More Featherweight Bling

img_20191127_222233_611My 1964 white Singer Featherweight is a pure joy to sew on…NOW.

Miss Fussypants (aka “Crystal”) had been giving me bouts of grief ever since she arrived in May. It all started with skipped stitches. She went to see the Singer technician. No more skipped stitches but still really tight and the machine seemed to struggle when sewing. Technician told me I would eventually need to replace the hook assembly. Did that. Adjusted the hand wheel and collar. Put on a Super Belt from the Featherweight Shop (hint: dust back of belt with cornstarch if it tries to jump the track). Purchased a pedal adapter so I could use the Bakelite foot controller without hurting my foot. Despite all this attention, Miss Fussypants was still not playing nice.

I was seriously considering selling Miss Fussypants when someone at the ATL Quilt Study Group suggested I try swapping out the foot controller. I’d purchased an electronic foot controller for my classic black Featherweight, so I had an original Bakelite foot controller that I knew worked well (it went with me to the FW retreat in Idaho back in June and had been adjusted by FW Shop staff).

What do you know? It worked! I have great control using the pedal adapter. Now, Crystal (fna “Miss Fussypants”) literally purrs. I can’t wait to start on the next round of Granny’s Flower Garden blocks from Lori Holt.

Additional accessories that I like for my Featherweight.

Super Belt from the Featherweight Shop
Thread Post from the Featherweight Shop (I’ve had better luck using this with my white FW and the thread stand with my black FW)
LED light from the Featherweight shop (bright white)
Ruffled spool pin doily
Dritz needle threader
Open toe foot (can buy 5mm low shank foot or snap on to work with adapter)

 

 

 

Quilt Retreats & Destination Travel

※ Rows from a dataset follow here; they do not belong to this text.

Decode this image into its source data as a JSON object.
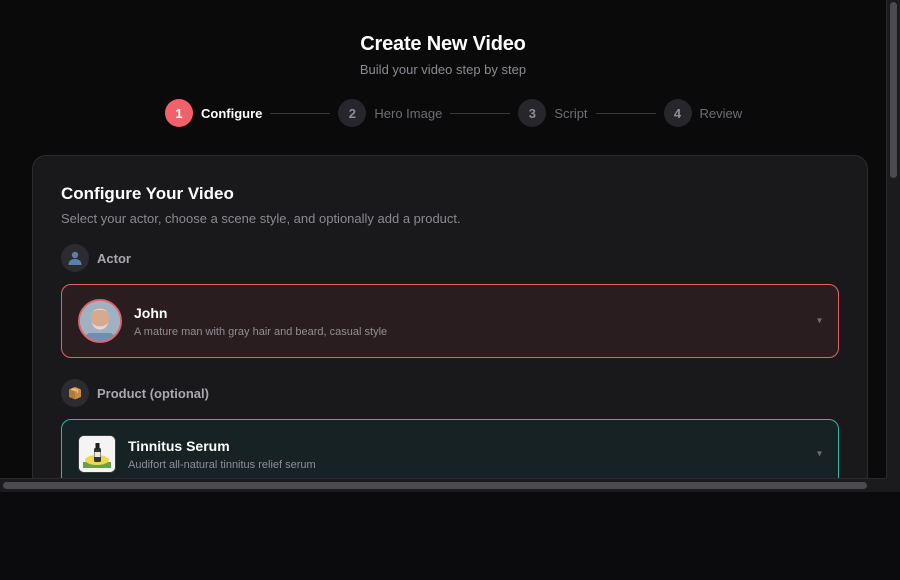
{
  "header": {
    "title": "Create New Video",
    "subtitle": "Build your video step by step"
  },
  "stepper": {
    "steps": [
      {
        "number": "1",
        "label": "Configure",
        "active": true
      },
      {
        "number": "2",
        "label": "Hero Image",
        "active": false
      },
      {
        "number": "3",
        "label": "Script",
        "active": false
      },
      {
        "number": "4",
        "label": "Review",
        "active": false
      }
    ]
  },
  "card": {
    "title": "Configure Your Video",
    "description": "Select your actor, choose a scene style, and optionally add a product."
  },
  "actor_section": {
    "icon": "person-icon",
    "label": "Actor",
    "selected_name": "John",
    "selected_description": "A mature man with gray hair and beard, casual style",
    "chevron": "▾"
  },
  "product_section": {
    "icon": "package-icon",
    "label": "Product (optional)",
    "selected_name": "Tinnitus Serum",
    "selected_description": "Audifort all-natural tinnitus relief serum",
    "chevron": "▾"
  },
  "colors": {
    "accent": "#f2616a",
    "actor_border": "#e0646c",
    "product_border": "#37b4a4"
  }
}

Last year, I attended a lecture by Meg Cox where she discussed the future of the quilting industry as the age of the “average quilter” continues to increase. I’m about a decade behind the “average quilter” but I can relate to much of what she said. Generally speaking, the “average quilter” already has all the machines, notions, thread, books and other stuff he/she is likely to ever need. Said quilter also has a fair amount of disposable income to devote to his/her hobbies. Marketers are designing destination travel geared specifically toward this demographic.

That’s certainly something to look forward to when I retire, but hey, I’m interested in retreats I can attend NOW while I’m still working full-time!

Retreat organizers – consider scheduling week-long retreats from June to mid-July, or 3 day weekend retreats in late September to mid-October and again in mid-February to mid-March. You’re more likely to reach those quilters with disposable income who are still working full-time. You might even attract younger sewists who can manage 3 day retreats, but not an entire week.

Keep the costs reasonable. $2,000 for a weekend stitching retreat in New England in the fall is a bit beyond my budget (especially when I still have to factor in airfare and car rental). And no, I’m not going to pay $495 for a one day EPP class – regardless of the instructor. Yes, there are those who will, just not me.

Fortunately, someone has listened. I’m already signed-up for a FW retreat in 2020. It’s during a week in July that I can attend. It’s only a few hours away by car. Nationally known teachers conducting the classes. The best part? All accommodations, meals and fees combined are less than the registration fee I paid to attend a retreat last summer in Idaho.

This means more $$ in my pocket to spend on supplies and other sewing events during the year.

And a quilter hooked on destination travel who will have the time to attend those amazing retreats in 5-7 years!

%d bloggers like this: